Published:Friday | May 5, 2017 | 12:36 PM
Out to show support at the New York launch of Reggae Sumfest at the Sky Room on Wednesday, April 26 were Hon. Olivia 'Babsy' Grange, Minister of Culture, Gender, Education and Sport and Christopher Chin, CEO of VP Records.

Culture Minister Olivia 'Babsy' Grange has said that cultural events are doing their part to boost Jamaica's economy. Grange made the pronouncement at the launch of Red Stripe Reggae Sumfest in Times Square, New York City, on April 26.

"The data show that in Jamaica, the creative-economy sectors are making a significant contribution to our national economy.

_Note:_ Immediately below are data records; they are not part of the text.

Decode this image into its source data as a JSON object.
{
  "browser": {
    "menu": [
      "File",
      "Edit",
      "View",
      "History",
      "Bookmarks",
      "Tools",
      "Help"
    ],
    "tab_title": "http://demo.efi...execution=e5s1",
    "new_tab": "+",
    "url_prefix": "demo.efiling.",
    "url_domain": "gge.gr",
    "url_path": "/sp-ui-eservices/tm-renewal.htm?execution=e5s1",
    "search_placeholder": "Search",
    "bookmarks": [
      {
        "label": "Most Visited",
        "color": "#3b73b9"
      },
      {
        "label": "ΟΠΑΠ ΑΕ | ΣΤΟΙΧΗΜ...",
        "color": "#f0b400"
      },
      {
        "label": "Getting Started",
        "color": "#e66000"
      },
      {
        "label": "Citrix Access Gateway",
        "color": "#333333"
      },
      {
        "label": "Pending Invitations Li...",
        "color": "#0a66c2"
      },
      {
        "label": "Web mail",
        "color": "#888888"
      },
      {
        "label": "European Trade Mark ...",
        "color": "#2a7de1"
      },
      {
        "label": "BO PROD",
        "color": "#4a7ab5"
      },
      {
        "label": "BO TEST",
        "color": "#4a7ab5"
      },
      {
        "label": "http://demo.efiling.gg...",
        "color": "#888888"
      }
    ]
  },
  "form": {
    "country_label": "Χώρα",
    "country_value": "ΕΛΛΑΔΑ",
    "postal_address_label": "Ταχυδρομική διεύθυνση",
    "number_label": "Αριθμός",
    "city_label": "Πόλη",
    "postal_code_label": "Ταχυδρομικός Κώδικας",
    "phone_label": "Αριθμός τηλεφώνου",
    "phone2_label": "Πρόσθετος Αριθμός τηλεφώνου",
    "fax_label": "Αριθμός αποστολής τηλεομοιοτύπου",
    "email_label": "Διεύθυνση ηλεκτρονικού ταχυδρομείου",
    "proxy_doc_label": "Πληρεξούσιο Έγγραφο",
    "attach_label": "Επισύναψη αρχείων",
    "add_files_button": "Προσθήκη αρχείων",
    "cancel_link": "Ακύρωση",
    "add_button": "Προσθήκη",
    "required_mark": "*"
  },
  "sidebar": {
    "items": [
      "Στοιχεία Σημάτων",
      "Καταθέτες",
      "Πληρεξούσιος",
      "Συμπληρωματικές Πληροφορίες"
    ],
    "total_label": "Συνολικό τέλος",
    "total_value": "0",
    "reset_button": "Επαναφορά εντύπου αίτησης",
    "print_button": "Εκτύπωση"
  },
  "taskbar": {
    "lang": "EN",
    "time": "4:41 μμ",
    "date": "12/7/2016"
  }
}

We estimate that the creative-economy sectors, which we also refer to as the creative industries, contribute to nearly five per cent of GDP and generate between 15 and 20 million US dollars in revenue each year," she said.

Creative economy, which Grange says has become a major item on the development agenda worldwide, include arts and craft, books, paintings, designs, digital animation, songs, films, and festivals.

Grange, who is the minister of culture, gender, entertainment, and sport, said that the creative industries would play an important role in the sustainable development plans in Jamaica.

"Understanding the economy of music, culture, and entertainment in Jamaica is fundamental to advancing the prosperity agenda," she said.

The minister noted that last year alone, local authorities issued 22,748 event permits across the island, all of which attracted fees of varying amounts.

"The dollar figure for 2016 is not yet available, but direct spending in local communities from entertainment events amounted to $365 million and generated 8,388 temporary jobs," Grange said, noting that there was a 17.8 increase in the number of events held on the island last year compared to 2015.

In 2015, the 19,297 events staged contributed $20.2 billion to the Jamaican economy.

She further stated that developing the festival economy to the degree that it is able to strengthen its performance and positioning on the global stage is a major priority in her ministry.

"We are excited by possibilities of exportability or export value of these events, but it is even more urgent for us to develop the local festival economy," she said.


Already, many local events are taking an even greater interest in the international audience. Among them is Reggae Sumfest. The launch represents the show's continued thrust to attract an international audience to the now-seven-day festival. CEO of DownSound Entertainment Josef Bogdanovich, who took over control of the event last year, said it attracted over 22 million views from 150 countries.

Bogdanovich called for a greater recognition of reggae locally, as it is highly regarded worldwide and has provided much opportunity for members of the music fraternity to earn and share positivity with the world.

"For this genre to be embraced and to flourish in festivals across the world is another big achievement and something we must recognise as recognition for who and what we are in Jamaica - the heartbeat of the Caribbean, the heartbeat of the world," he said.

Red Stripe presents Reggae Sumfest 2017, kicks off on Sunday, July 16, under the theme 'Our Music, Our Festival'. It begins with a beach party and moves into the Sumfest Sunset Yacht Party on Monday, July 17. The staple All-White Party at Pier One happens on Tuesday, July 18, followed by Sumfest Blitz on Wednesday, July 19. On Thursday, July 20, Pier One will play host to the exciting Sumfest Heavyweight Clash.

The week-long festival closes with a two-night concert showcase featuring dancehall and reggae giants including Sean Paul, Bounty Killer, Sizzla, Alkaline, Spice, Christopher Martin, and Queen Ifrica at Catherine Hall on Friday, July 21, and Saturday, July 22.